WHAT YOU HAVE TO DO —
For the entries below, report every line that includes the word "Output".

PROVIDED MATERIAL —
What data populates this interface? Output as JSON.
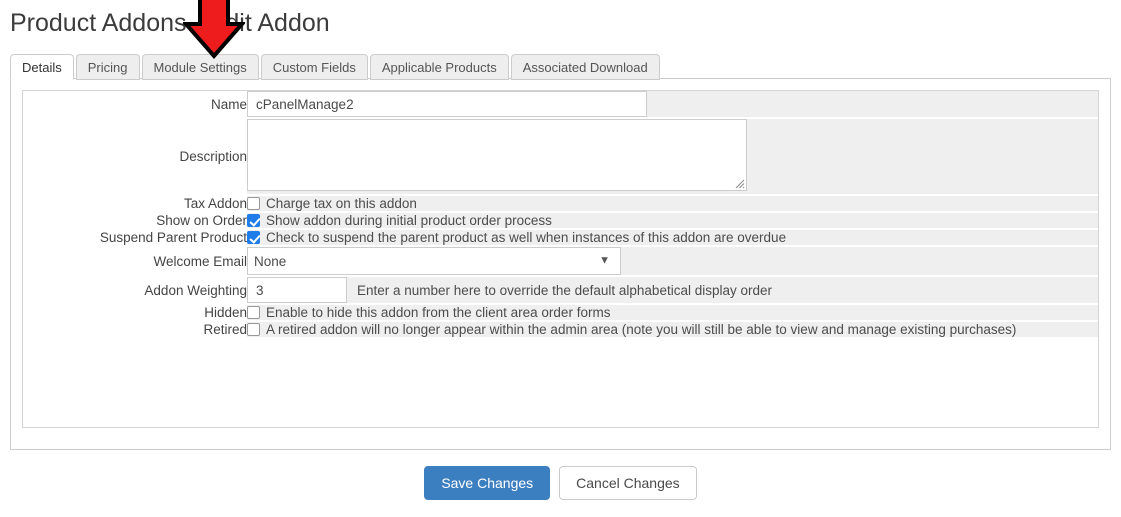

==

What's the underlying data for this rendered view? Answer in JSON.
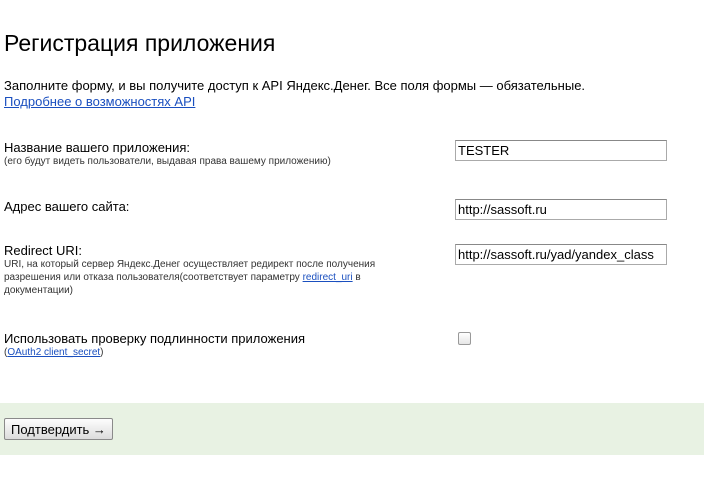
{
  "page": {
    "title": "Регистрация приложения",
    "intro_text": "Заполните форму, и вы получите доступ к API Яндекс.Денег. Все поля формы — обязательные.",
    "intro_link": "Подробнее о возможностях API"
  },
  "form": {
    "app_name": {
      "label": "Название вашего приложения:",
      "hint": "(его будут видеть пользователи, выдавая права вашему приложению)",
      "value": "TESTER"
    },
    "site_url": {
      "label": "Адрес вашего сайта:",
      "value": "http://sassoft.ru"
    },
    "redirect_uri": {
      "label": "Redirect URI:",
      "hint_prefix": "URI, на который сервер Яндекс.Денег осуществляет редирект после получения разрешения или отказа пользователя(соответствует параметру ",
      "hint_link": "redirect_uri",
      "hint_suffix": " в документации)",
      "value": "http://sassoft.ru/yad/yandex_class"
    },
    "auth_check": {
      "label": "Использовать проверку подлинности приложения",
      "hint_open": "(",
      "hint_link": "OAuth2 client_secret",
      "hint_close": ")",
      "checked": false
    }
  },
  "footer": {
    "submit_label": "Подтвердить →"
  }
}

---

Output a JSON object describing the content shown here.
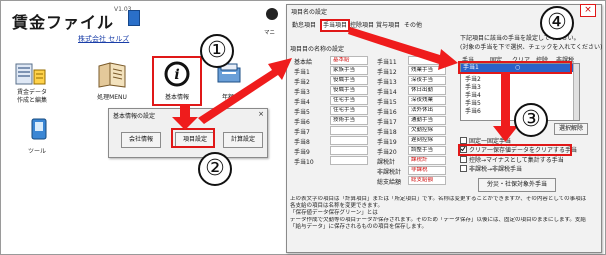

EXERCISE RESULT —
What data populates this interface? Output as JSON.
Output a JSON object describing the content shown here.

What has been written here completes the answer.